§ **EXERCISE BRIEF**
Every entry that follows must be written out exactly, apart from its pictures.

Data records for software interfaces
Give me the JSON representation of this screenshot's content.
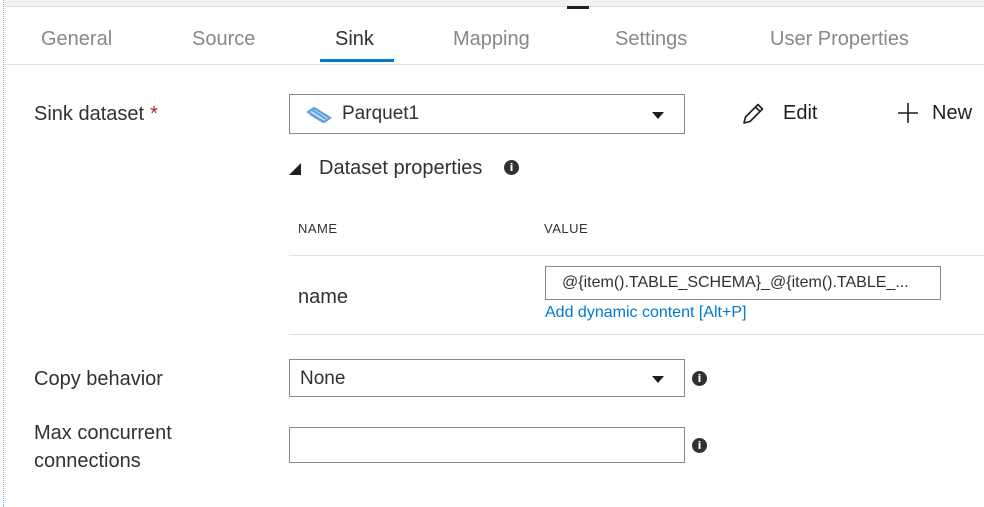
{
  "tabs": [
    {
      "label": "General"
    },
    {
      "label": "Source"
    },
    {
      "label": "Sink"
    },
    {
      "label": "Mapping"
    },
    {
      "label": "Settings"
    },
    {
      "label": "User Properties"
    }
  ],
  "active_tab": "Sink",
  "sink_dataset": {
    "label": "Sink dataset",
    "required_mark": "*",
    "selected": "Parquet1",
    "edit_label": "Edit",
    "new_label": "New"
  },
  "dataset_properties": {
    "title": "Dataset properties",
    "columns": {
      "name": "NAME",
      "value": "VALUE"
    },
    "rows": [
      {
        "name": "name",
        "value": "@{item().TABLE_SCHEMA}_@{item().TABLE_...",
        "dynamic_link": "Add dynamic content [Alt+P]"
      }
    ]
  },
  "copy_behavior": {
    "label": "Copy behavior",
    "selected": "None"
  },
  "max_concurrent": {
    "label_line1": "Max concurrent",
    "label_line2": "connections",
    "value": ""
  },
  "info_glyph": "i",
  "colors": {
    "accent": "#0078d4",
    "required": "#a4262c",
    "text": "#323130",
    "muted": "#8a8886"
  }
}
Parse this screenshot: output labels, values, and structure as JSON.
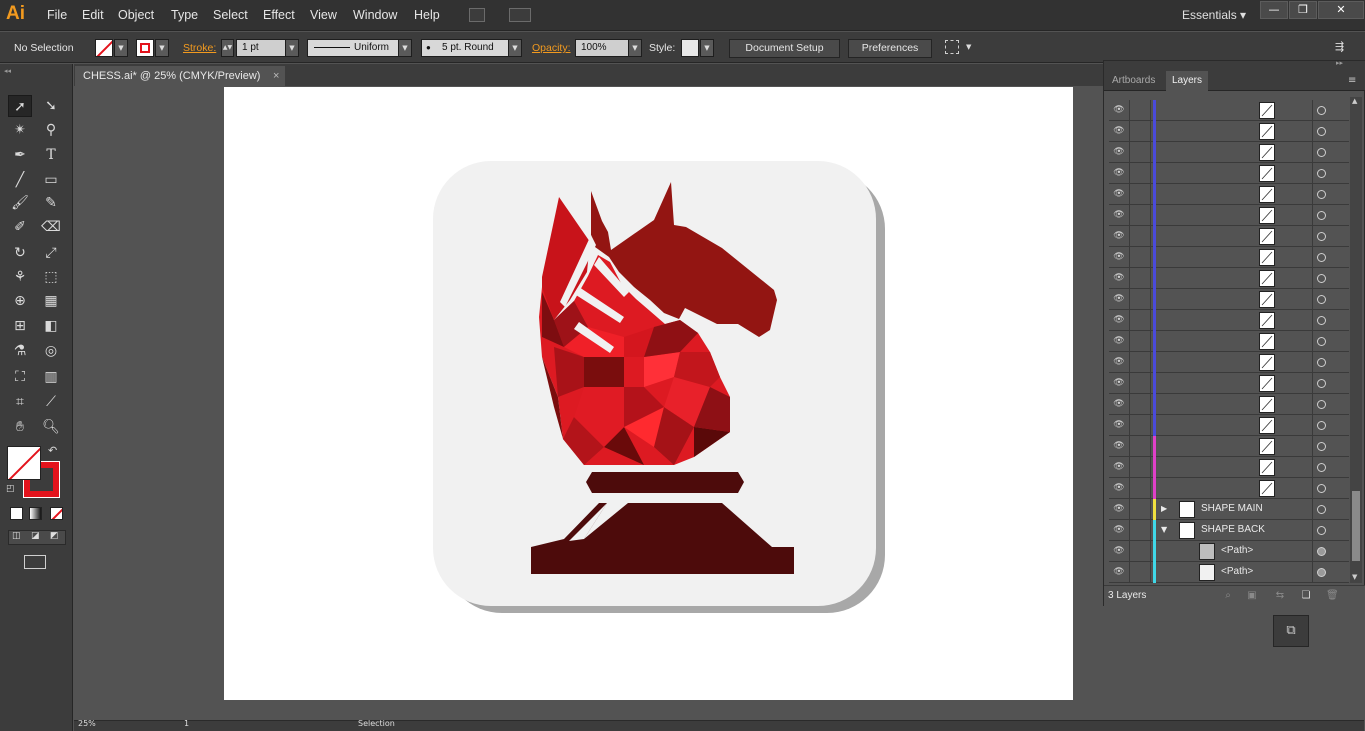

§ **EXERCISE RESULT**
Give me the JSON representation of this screenshot's content.
{
  "tabs": [
    {
      "label": "General"
    },
    {
      "label": "Source"
    },
    {
      "label": "Sink"
    },
    {
      "label": "Mapping"
    },
    {
      "label": "Settings"
    },
    {
      "label": "User Properties"
    }
  ],
  "active_tab": "Sink",
  "sink_dataset": {
    "label": "Sink dataset",
    "required_mark": "*",
    "selected": "Parquet1",
    "edit_label": "Edit",
    "new_label": "New"
  },
  "dataset_properties": {
    "title": "Dataset properties",
    "columns": {
      "name": "NAME",
      "value": "VALUE"
    },
    "rows": [
      {
        "name": "name",
        "value": "@{item().TABLE_SCHEMA}_@{item().TABLE_...",
        "dynamic_link": "Add dynamic content [Alt+P]"
      }
    ]
  },
  "copy_behavior": {
    "label": "Copy behavior",
    "selected": "None"
  },
  "max_concurrent": {
    "label_line1": "Max concurrent",
    "label_line2": "connections",
    "value": ""
  },
  "info_glyph": "i",
  "colors": {
    "accent": "#0078d4",
    "required": "#a4262c",
    "text": "#323130",
    "muted": "#8a8886"
  }
}
Parse this screenshot: output labels, values, and structure as JSON.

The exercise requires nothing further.